**App and web page records:**
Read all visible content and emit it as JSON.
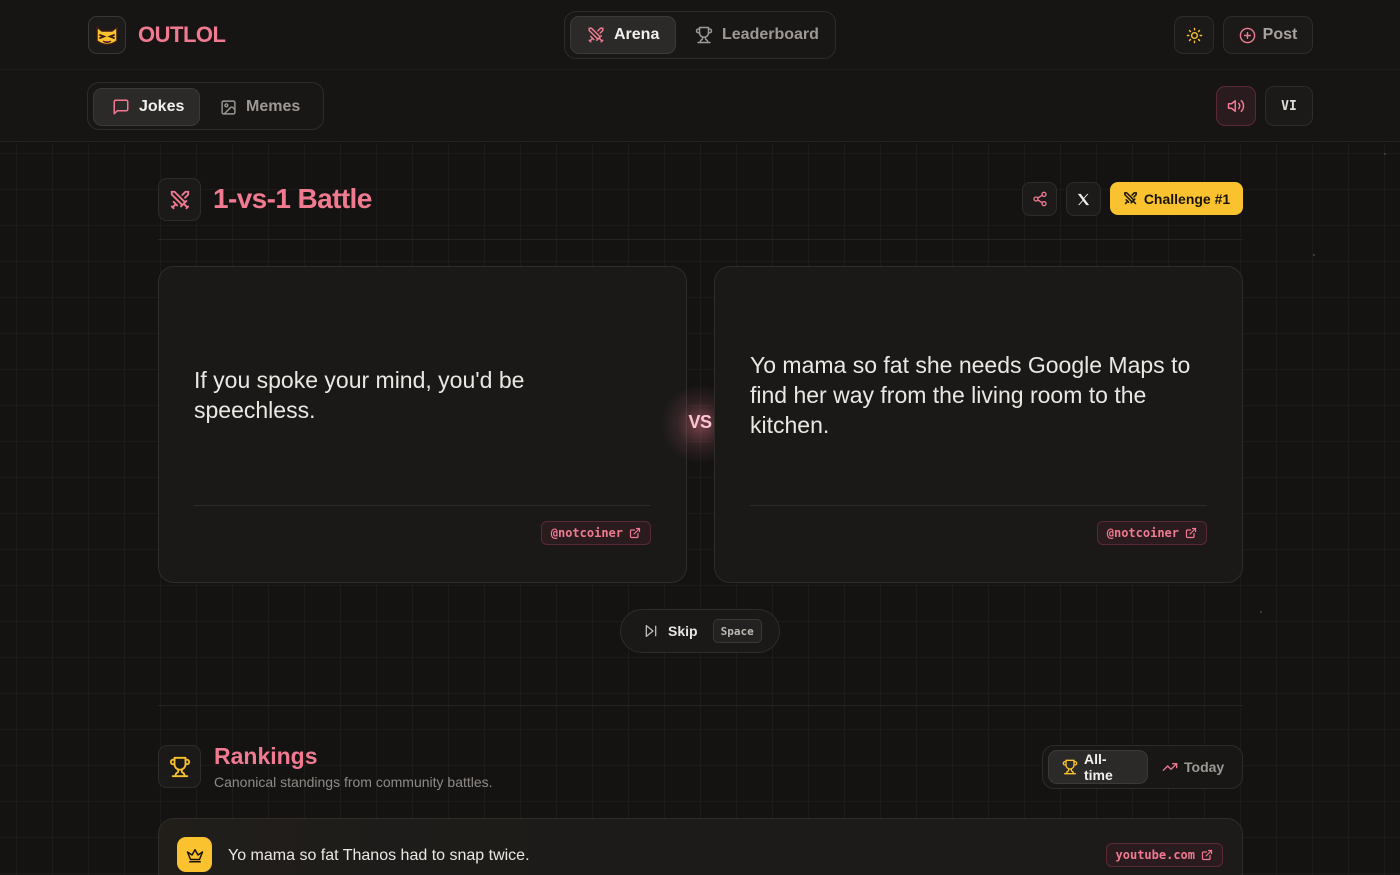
{
  "header": {
    "brand": "OUTLOL",
    "nav": [
      {
        "label": "Arena",
        "active": true,
        "icon": "crossed-swords-icon"
      },
      {
        "label": "Leaderboard",
        "active": false,
        "icon": "trophy-icon"
      }
    ],
    "theme_icon": "sun-icon",
    "post_label": "Post"
  },
  "subheader": {
    "tabs": [
      {
        "label": "Jokes",
        "active": true,
        "icon": "message-square-icon"
      },
      {
        "label": "Memes",
        "active": false,
        "icon": "image-icon"
      }
    ],
    "sound_icon": "volume-icon",
    "language": "VI"
  },
  "battle": {
    "title": "1-vs-1 Battle",
    "challenge_label": "Challenge #1",
    "vs_label": "VS",
    "left": {
      "text": "If you spoke your mind, you'd be speechless.",
      "author": "@notcoiner"
    },
    "right": {
      "text": "Yo mama so fat she needs Google Maps to find her way from the living room to the kitchen.",
      "author": "@notcoiner"
    },
    "skip_label": "Skip",
    "skip_key": "Space"
  },
  "rankings": {
    "title": "Rankings",
    "subtitle": "Canonical standings from community battles.",
    "periods": [
      {
        "label": "All-time",
        "active": true,
        "icon": "trophy-icon"
      },
      {
        "label": "Today",
        "active": false,
        "icon": "trending-up-icon"
      }
    ],
    "entries": [
      {
        "text": "Yo mama so fat Thanos had to snap twice.",
        "source": "youtube.com"
      }
    ]
  },
  "colors": {
    "accent": "#f07a90",
    "gold": "#f9c22e",
    "background": "#141312"
  }
}
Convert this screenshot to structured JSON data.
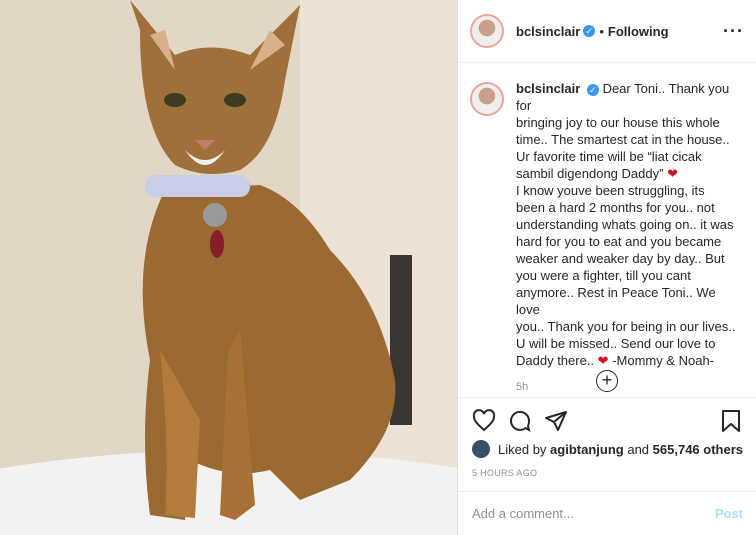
{
  "post": {
    "username": "bclsinclair",
    "follow_status": "Following",
    "caption_lines": [
      "Dear Toni.. Thank you for",
      "bringing joy to our house this whole",
      "time.. The smartest cat in the house..",
      "Ur favorite time will be “liat cicak",
      "sambil digendong Daddy”",
      "I know youve been struggling, its",
      "been a hard 2 months for you.. not",
      "understanding whats going on.. it was",
      "hard for you to eat and you became",
      "weaker and weaker day by day.. But",
      "you were a fighter, till you cant",
      "anymore.. Rest in Peace Toni.. We love",
      "you.. Thank you for being in our lives..",
      "U will be missed.. Send our love to",
      "Daddy there.."
    ],
    "caption_sign": "-Mommy & Noah-",
    "caption_time": "5h",
    "liked_by_prefix": "Liked by",
    "liked_by_user": "agibtanjung",
    "liked_by_and": "and",
    "likes_count": "565,746 others",
    "timestamp": "5 HOURS AGO",
    "comment_placeholder": "Add a comment...",
    "post_label": "Post"
  },
  "icons": {
    "more": "more-options-icon",
    "heart": "heart-icon",
    "comment": "comment-icon",
    "share": "share-icon",
    "save": "bookmark-icon",
    "load_more": "plus-circle-icon",
    "verified": "verified-badge-icon"
  },
  "colors": {
    "verified": "#3897f0",
    "heart_emoji": "#d1111d",
    "post_button": "#b2dffc"
  }
}
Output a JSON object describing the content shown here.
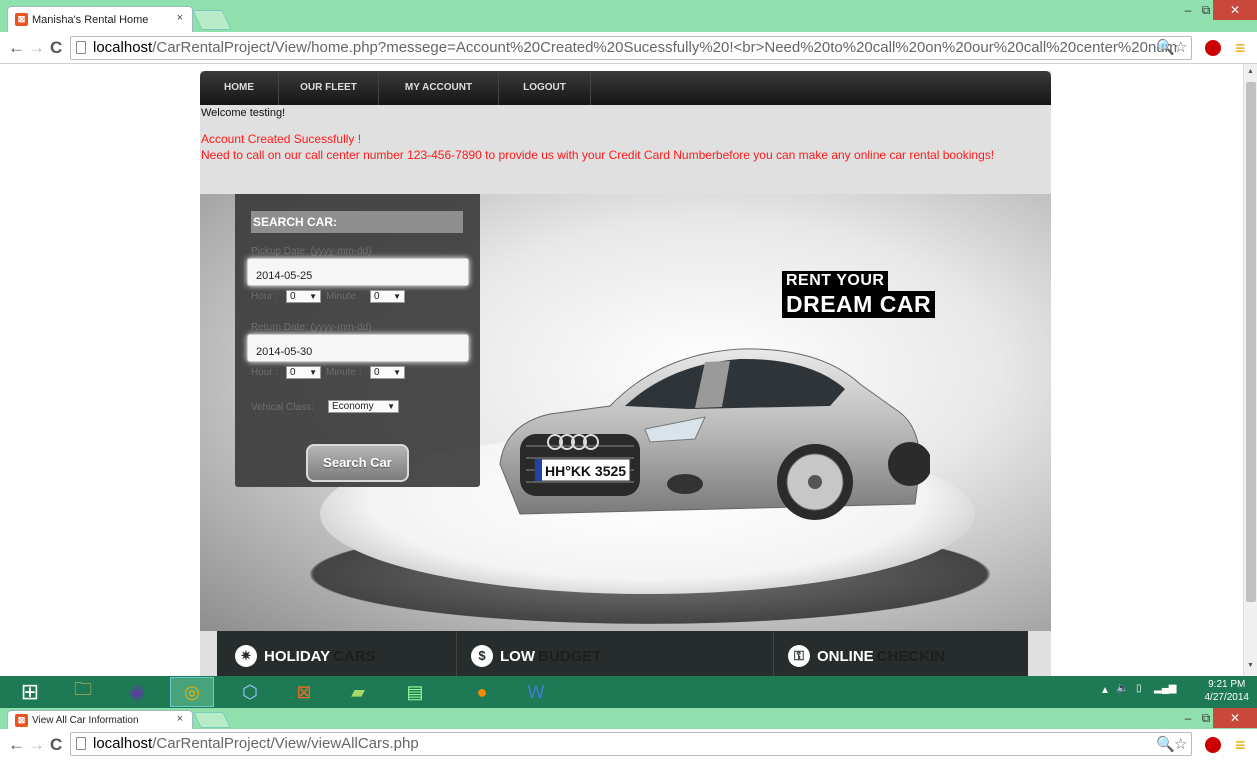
{
  "browser1": {
    "tab_title": "Manisha's Rental Home",
    "tab_close": "×",
    "url_host": "localhost",
    "url_path": "/CarRentalProject/View/home.php?messege=Account%20Created%20Sucessfully%20!<br>Need%20to%20call%20on%20our%20call%20center%20num"
  },
  "nav": {
    "home": "HOME",
    "fleet": "OUR FLEET",
    "account": "MY ACCOUNT",
    "logout": "LOGOUT"
  },
  "welcome": "Welcome testing!",
  "message": {
    "line1": "Account Created Sucessfully !",
    "line2": "Need to call on our call center number 123-456-7890 to provide us with your Credit Card Numberbefore you can make any online car rental bookings!"
  },
  "search": {
    "title": "SEARCH CAR:",
    "pickup_label": "Pickup Date: (yyyy-mm-dd)",
    "pickup_value": "2014-05-25",
    "return_label": "Return Date: (yyyy-mm-dd)",
    "return_value": "2014-05-30",
    "hour_label": "Hour :",
    "minute_label": "Minute :",
    "pickup_hour": "0",
    "pickup_minute": "0",
    "return_hour": "0",
    "return_minute": "0",
    "vehicle_label": "Vehical Class:",
    "vehicle_value": "Economy",
    "button": "Search Car"
  },
  "hero": {
    "line1": "RENT YOUR",
    "line2": "DREAM CAR",
    "plate": "HH°KK 3525"
  },
  "features": [
    {
      "bright": "HOLIDAY",
      "dim": "CARS",
      "icon": "sun-icon"
    },
    {
      "bright": "LOW",
      "dim": "BUDGET",
      "icon": "dollar-icon"
    },
    {
      "bright": "ONLINE",
      "dim": "CHECKIN",
      "icon": "key-icon"
    }
  ],
  "clock": {
    "time": "9:21 PM",
    "date": "4/27/2014"
  },
  "browser2": {
    "tab_title": "View All Car Information",
    "tab_close": "×",
    "url_host": "localhost",
    "url_path": "/CarRentalProject/View/viewAllCars.php"
  },
  "colors": {
    "chrome_frame": "#8fe0ad",
    "taskbar": "#1d7a55",
    "message_red": "#ff1a1a",
    "nav_bg": "#1b1b1b"
  }
}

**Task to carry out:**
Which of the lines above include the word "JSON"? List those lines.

**Exercise solution:**
Read all visible content and emit it as JSON.
Convert this screenshot to structured JSON data.
Output a JSON object describing the content shown here.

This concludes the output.